An extensive literature exists on welfare measurements. The Marshallian Consumer Surplus (CS) is the measure of choice in most studies, since it is measurable using data typically available (S. Brown & Sibley, 1986). Compensating Variation (CV) and Equivalent Variation (EV) are being increasingly used for welfare estimations. Deadweight loss, defined as the excess of benefits that society as a whole loses by failure to adopt a policy in question, is also a tool used in welfare analysis.

Document Type: Research Article

DOI: http://dx.doi.org/10.5848/CSP.3426.00007

Publication date: January 1, 2011

More about this publication?
  • Demand, Supply and Welfare Aspects of Pipe-borne Water in Sri Lanka
    This book identifies under-pricing as the major problem faced by the Sri Lankan pipe-borne water sector.

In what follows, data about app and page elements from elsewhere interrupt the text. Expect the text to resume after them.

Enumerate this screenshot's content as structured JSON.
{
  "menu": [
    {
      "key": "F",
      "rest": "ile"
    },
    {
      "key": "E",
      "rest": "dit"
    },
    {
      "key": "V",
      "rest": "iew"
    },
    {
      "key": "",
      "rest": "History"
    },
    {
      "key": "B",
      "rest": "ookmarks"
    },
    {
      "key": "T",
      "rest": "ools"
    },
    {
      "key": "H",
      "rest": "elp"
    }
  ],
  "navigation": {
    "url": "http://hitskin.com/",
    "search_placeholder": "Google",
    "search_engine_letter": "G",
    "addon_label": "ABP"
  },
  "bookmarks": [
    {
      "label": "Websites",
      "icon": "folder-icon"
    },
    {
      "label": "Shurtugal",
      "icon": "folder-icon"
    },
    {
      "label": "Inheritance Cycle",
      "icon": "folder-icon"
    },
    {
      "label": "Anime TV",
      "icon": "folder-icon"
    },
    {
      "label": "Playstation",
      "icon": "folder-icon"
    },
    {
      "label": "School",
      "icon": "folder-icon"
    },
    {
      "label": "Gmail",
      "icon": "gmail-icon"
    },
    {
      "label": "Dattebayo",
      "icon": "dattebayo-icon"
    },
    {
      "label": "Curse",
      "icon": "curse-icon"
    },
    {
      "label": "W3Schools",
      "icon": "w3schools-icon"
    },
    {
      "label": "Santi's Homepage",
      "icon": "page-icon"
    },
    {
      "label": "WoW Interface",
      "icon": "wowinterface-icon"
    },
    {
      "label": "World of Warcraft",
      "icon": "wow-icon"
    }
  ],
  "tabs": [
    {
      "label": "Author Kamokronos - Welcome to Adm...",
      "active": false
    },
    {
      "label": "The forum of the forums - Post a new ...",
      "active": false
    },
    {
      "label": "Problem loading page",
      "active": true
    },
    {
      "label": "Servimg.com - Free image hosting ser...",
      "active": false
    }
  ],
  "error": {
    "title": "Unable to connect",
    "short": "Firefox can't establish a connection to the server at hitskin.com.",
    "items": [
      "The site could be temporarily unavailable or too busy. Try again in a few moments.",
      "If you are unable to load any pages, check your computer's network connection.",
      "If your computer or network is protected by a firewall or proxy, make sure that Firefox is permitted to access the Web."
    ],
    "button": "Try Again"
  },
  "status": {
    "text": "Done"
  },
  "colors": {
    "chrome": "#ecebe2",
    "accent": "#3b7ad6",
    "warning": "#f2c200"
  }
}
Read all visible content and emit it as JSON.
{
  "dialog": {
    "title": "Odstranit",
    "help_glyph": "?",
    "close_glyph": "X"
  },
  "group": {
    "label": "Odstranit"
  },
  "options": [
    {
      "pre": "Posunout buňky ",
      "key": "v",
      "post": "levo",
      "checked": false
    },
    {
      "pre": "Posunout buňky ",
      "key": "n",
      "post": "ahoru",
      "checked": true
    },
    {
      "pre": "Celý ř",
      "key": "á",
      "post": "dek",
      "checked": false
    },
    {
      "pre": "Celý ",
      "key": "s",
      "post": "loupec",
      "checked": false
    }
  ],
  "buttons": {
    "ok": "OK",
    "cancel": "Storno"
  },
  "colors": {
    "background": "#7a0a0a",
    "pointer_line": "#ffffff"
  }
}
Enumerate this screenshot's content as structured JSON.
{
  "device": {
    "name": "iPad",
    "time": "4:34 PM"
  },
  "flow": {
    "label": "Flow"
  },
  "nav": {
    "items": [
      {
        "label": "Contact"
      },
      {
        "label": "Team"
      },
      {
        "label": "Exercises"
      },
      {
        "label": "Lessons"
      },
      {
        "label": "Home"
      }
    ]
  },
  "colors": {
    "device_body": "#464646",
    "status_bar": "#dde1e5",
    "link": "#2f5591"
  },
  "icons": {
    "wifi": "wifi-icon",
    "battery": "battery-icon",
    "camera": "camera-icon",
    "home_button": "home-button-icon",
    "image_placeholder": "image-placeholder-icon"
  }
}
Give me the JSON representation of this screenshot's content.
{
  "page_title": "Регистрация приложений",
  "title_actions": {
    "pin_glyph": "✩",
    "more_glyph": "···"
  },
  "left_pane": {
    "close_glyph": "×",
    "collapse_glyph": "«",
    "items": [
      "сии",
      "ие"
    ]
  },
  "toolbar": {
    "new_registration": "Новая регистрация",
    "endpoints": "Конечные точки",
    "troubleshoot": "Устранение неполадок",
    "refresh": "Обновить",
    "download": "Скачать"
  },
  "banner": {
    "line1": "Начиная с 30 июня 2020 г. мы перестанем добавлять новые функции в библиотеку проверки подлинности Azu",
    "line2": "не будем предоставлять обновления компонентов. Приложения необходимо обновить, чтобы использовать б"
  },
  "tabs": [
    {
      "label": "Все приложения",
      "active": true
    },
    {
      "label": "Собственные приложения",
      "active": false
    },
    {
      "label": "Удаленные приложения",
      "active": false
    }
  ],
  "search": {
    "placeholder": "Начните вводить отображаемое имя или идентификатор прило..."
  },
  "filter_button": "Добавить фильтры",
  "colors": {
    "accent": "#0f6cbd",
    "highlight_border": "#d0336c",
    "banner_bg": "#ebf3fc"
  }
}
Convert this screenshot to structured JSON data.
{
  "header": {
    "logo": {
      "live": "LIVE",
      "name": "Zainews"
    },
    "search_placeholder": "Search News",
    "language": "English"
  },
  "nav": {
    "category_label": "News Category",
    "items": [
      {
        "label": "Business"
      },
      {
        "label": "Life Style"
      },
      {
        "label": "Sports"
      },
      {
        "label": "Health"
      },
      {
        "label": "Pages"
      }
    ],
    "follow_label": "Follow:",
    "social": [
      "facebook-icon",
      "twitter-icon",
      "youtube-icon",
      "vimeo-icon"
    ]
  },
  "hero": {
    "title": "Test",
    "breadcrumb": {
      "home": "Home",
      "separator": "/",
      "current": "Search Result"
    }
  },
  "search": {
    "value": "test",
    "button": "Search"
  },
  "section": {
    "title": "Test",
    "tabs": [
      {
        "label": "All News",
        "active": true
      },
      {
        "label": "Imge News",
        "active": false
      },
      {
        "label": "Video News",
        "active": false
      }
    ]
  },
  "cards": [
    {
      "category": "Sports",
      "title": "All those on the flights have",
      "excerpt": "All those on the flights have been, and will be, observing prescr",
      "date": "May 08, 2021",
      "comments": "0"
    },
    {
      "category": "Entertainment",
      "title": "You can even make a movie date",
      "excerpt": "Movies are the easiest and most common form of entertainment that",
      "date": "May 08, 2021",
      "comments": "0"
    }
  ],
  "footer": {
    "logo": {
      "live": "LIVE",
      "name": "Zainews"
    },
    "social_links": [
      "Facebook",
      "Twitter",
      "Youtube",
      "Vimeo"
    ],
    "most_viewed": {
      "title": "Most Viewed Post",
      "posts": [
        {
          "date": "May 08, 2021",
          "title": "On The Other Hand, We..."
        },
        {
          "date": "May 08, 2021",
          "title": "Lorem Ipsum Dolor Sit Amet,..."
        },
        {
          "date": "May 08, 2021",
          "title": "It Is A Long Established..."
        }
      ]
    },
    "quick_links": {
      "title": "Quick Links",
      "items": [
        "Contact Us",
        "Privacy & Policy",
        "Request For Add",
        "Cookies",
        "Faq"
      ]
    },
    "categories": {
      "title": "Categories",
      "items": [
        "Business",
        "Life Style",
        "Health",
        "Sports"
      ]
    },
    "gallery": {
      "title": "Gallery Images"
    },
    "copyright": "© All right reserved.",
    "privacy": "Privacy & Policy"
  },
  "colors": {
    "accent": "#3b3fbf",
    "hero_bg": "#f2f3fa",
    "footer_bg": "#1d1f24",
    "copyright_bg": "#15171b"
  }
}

Recently, the water authority in Sri Lanka restructured its pricing strategy for pipe-borne water with the objectives of reducing water consumption and expanding the network. However, the success of the current pricing structure in achieving these objectives is uncertain. Therefore, to overcome the problems, this study examines the use of cost-reflective alternative pricing strategies for pipe-borne water distribution services. The book evaluates current and alternative pricing strategies for water against the criteria of efficiency and equity while maintaining the financial viability of the national water utility.
  • Submit a Paper
  • Purchase hard copy print edition
  • Learn more about CSP @ GSE Research
  • ingentaconnect is not responsible for the content or availability of external websites
cspub/dswapsl/2011/00000001/00000001/art00008
dcterms_title,dcterms_description,pub_keyword
6
5
20
40
5

Access Key

Free Content
Free content
New Content
New content
Open Access Content
Open access content
Subscribed Content
Subscribed content
Free Trial Content
Free trial content
Cookie Policy
X
Cookie Policy
ingentaconnect website makes use of cookies so as to keep track of data that you have filled in. I am Happy with this Find out more